Paige and his colleagues provided the first detailed models of the surface and near-surface temperatures of Mercury’s north polar regions that utilize the actual topography of Mercury’s surface measured by the MLA. The measurements “show that the spatial distribution of regions of high radar backscatter is well matched by the predicted distribution of thermally stable water ice,” he writes.

According to Paige, the dark material is likely a mix of complex organic compounds delivered to Mercury by the impacts of comets and volatile-rich asteroids, the same objects that likely delivered water to the innermost planet.The organic material may have been darkened further by exposure to the harsh radiation at Mercury’s surface, even in permanently shadowed areas.

This dark insulating material is a new wrinkle to the story, says Sean Solomon of the Columbia University’s Lamont-Doherty Earth Observatory, principal investigator of the MESSENGER mission. “For more than 20 years the jury has been deliberating on whether the planet closest to the Sun hosts abundant water ice in its permanently shadowed polar regions. MESSENGER has now supplied a unanimous affirmative verdict.”

“But the new observations have also raised new questions,” adds Solomon. “Do the dark materials in the polar deposits consist mostly of organic compounds? What kind of chemical reactions has that material experienced? Are there any regions on or within Mercury that might have both liquid water and organic compounds? Only with the continued exploration of Mercury can we hope to make progress on these new questions.”

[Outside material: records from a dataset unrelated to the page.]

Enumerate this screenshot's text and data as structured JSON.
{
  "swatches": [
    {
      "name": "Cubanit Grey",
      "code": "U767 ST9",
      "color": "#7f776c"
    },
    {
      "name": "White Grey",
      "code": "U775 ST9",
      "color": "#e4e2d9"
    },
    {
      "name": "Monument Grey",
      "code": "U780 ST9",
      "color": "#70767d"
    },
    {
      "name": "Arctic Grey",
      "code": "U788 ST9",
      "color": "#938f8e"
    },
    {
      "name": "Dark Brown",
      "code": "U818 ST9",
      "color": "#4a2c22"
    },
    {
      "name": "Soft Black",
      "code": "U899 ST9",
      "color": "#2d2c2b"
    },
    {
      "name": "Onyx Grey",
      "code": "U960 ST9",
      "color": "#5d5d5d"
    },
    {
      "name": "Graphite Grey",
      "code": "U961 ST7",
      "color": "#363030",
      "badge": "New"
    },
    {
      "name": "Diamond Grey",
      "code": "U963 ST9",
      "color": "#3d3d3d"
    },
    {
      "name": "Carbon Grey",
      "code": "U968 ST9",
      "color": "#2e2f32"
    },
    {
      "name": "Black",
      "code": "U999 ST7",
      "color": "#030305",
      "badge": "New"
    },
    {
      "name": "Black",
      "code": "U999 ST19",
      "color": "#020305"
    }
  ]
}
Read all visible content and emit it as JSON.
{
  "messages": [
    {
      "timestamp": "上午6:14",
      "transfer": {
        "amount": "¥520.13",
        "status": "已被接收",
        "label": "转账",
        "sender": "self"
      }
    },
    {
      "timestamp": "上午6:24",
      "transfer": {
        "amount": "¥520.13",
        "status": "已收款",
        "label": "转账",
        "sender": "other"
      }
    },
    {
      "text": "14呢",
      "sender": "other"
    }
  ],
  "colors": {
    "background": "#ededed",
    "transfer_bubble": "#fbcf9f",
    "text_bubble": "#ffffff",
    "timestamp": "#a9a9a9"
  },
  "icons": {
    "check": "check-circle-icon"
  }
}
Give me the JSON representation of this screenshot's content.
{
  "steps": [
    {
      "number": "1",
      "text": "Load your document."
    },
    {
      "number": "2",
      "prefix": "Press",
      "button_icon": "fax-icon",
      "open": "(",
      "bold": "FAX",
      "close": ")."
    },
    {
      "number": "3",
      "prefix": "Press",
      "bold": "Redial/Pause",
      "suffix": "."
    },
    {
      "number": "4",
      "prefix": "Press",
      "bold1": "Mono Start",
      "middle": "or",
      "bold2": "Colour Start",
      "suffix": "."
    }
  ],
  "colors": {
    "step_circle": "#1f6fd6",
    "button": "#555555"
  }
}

For more information about the MESSENGER mission, visit: and